Eric Yutzy/Eyewitness News
Indianapolis - Sometimes the biggest lessons about perseverance can be learned from some of the smallest packages. Ten-year-old Phil Cross Jr. is coping with a handicap by using football to help him put his best foot forward.
Playing on the same field as his football heroes at the Colts training complex, in the title game, the biggest contest of his young life, Cross has all the makings of a champion. He's not the fastest kid on the team, that's Dean Tate. He's not the biggest, either, that would be Mike Collins.
"Heart. You can't teach heart. Kids got more heart than the majority of kids out here," said PAL football coach Darryl Harvey.
"Inspiration. I encourage people to make them hit harder and run faster, that kind of stuff," Cross said.
Without Cross' encouragement, the team might be in pieces. Without the team, Cross' piece might have kept him discouraged.
A year ago, Cross was playing on a moving train in downtown Indianapolis. The endgame was to hang on for as long as possible. The game ended when Cross fell off, his leg got caught and his left foot was severed.
His mother, Arlene Sanders, happened to be the first to the scene and the first to hear the doctor's grim diagnosis.
"They wouldn't be able to save his foot and then I really lost it. I thought that was the end. I just prayed harder," Sanders said. "And then I saw him and he looked okay."
It didn't take Cross long at all to get his mind back to football.
"I think the day he woke up. He was already talking about playing again and he was going to need his foot back," said Cross' father, Phil Cross Sr.

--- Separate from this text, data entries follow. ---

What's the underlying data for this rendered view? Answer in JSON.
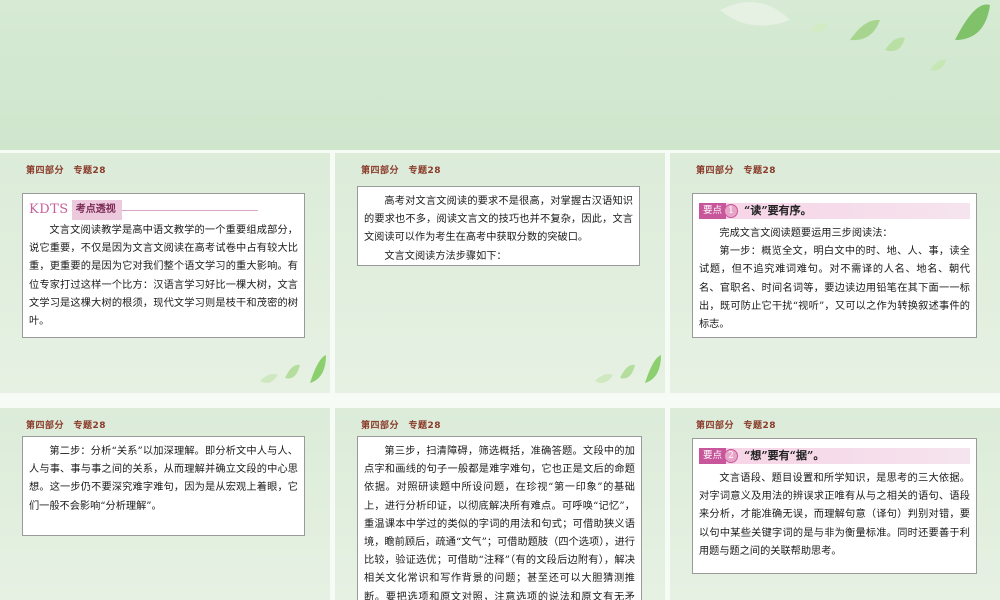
{
  "header_label": "第四部分　专题28",
  "slides": {
    "s1": {
      "logo": "KDTS",
      "tag": "考点透视",
      "paragraphs": [
        "文言文阅读教学是高中语文教学的一个重要组成部分，说它重要，不仅是因为文言文阅读在高考试卷中占有较大比重，更重要的是因为它对我们整个语文学习的重大影响。有位专家打过这样一个比方：汉语言学习好比一棵大树，文言文学习是这棵大树的根须，现代文学习则是枝干和茂密的树叶。"
      ]
    },
    "s2": {
      "paragraphs": [
        "高考对文言文阅读的要求不是很高，对掌握古汉语知识的要求也不多，阅读文言文的技巧也并不复杂，因此，文言文阅读可以作为考生在高考中获取分数的突破口。",
        "文言文阅读方法步骤如下："
      ]
    },
    "s3": {
      "badge": "要点",
      "num": "1",
      "title": "“读”要有序。",
      "paragraphs": [
        "完成文言文阅读题要运用三步阅读法：",
        "第一步：概览全文，明白文中的时、地、人、事，读全试题，但不追究难词难句。对不需译的人名、地名、朝代名、官职名、时间名词等，要边读边用铅笔在其下面一一标出，既可防止它干扰“视听”，又可以之作为转换叙述事件的标志。"
      ]
    },
    "s4": {
      "paragraphs": [
        "第二步：分析“关系”以加深理解。即分析文中人与人、人与事、事与事之间的关系，从而理解并确立文段的中心思想。这一步仍不要深究难字难句，因为是从宏观上着眼，它们一般不会影响“分析理解”。"
      ]
    },
    "s5": {
      "paragraphs": [
        "第三步，扫清障碍，筛选概括，准确答题。文段中的加点字和画线的句子一般都是难字难句，它也正是文后的命题依据。对照研读题中所设问题，在珍视“第一印象”的基础上，进行分析印证，以彻底解决所有难点。可呼唤“记忆”，重温课本中学过的类似的字词的用法和句式；可借助狭义语境，瞻前顾后，疏通“文气”；可借助题肢（四个选项），进行比较，验证选优；可借助“注释”（有的文段后边附有），解决相关文化常识和写作背景的问题；甚至还可以大胆猜测推断。要把选项和原文对照，注意选项的说法和原文有无矛盾，有无以偏赅全，有无无中生有，"
      ]
    },
    "s6": {
      "badge": "要点",
      "num": "2",
      "title": "“想”要有“据”。",
      "paragraphs": [
        "文言语段、题目设置和所学知识，是思考的三大依据。对字词意义及用法的辨误求正唯有从与之相关的语句、语段来分析，才能准确无误，而理解句意（译句）判别对错，要以句中某些关键字词的是与非为衡量标准。同时还要善于利用题与题之间的关联帮助思考。"
      ]
    }
  }
}
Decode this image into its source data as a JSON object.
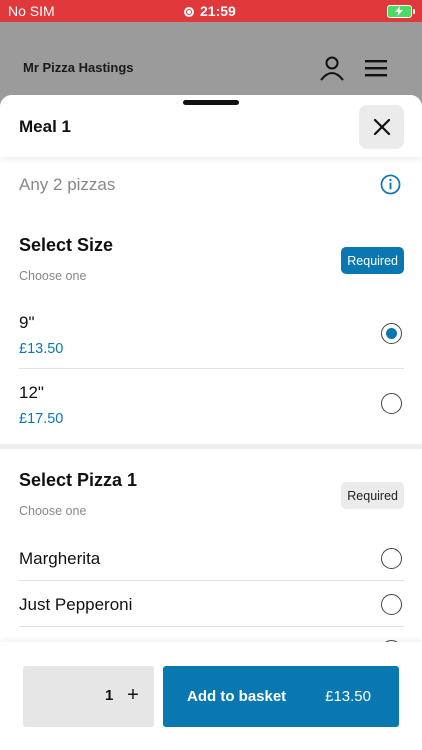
{
  "status": {
    "carrier": "No SIM",
    "time": "21:59"
  },
  "header": {
    "shop_name": "Mr Pizza Hastings",
    "user_icon": "user-icon",
    "menu_icon": "hamburger-menu-icon"
  },
  "sheet": {
    "title": "Meal 1",
    "description": "Any 2 pizzas"
  },
  "size_section": {
    "title": "Select Size",
    "subtitle": "Choose one",
    "badge": "Required",
    "options": [
      {
        "name": "9\"",
        "price": "£13.50",
        "selected": true
      },
      {
        "name": "12\"",
        "price": "£17.50",
        "selected": false
      }
    ]
  },
  "pizza_section": {
    "title": "Select Pizza 1",
    "subtitle": "Choose one",
    "badge": "Required",
    "options": [
      {
        "name": "Margherita",
        "selected": false
      },
      {
        "name": "Just Pepperoni",
        "selected": false
      }
    ]
  },
  "footer": {
    "quantity": "1",
    "plus": "+",
    "add_label": "Add to basket",
    "add_price": "£13.50"
  },
  "colors": {
    "accent": "#0a78b0",
    "status_bar": "#e0383b",
    "backdrop": "#9b9b9b"
  }
}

And you better believe, just after his prosthetic arrived, "Dad, hey, we gonna do this? Dad, c'mon, you said...dad, dad, dad."
But he quickly learned playing with the prosthetic was going to be tough.
"I though it was easy at first. Then I found out it was going to be hard. Real hard," the boy said.
As hard as learning to walk again, learning to run again, as hard as learning to play again. Flying fearlessly on his prosthetic leg, Cross battled on the offensive line in the championship game. But it was the other team, the Colts, that sprinted to a 7-0 victory and a championship.
"He didn't lose anything. He didn't lose anything. He's still a winner," Sanders said.
Cross received more than just a runner-up trophy. He was honored by a real Colt, Devin Moore, with a new pair of cleats. Ones he can grow into one foot at a time, one step at a time.
"Never give up and keep going. There's a whole bunch of stuff you never know until you try it," Cross said.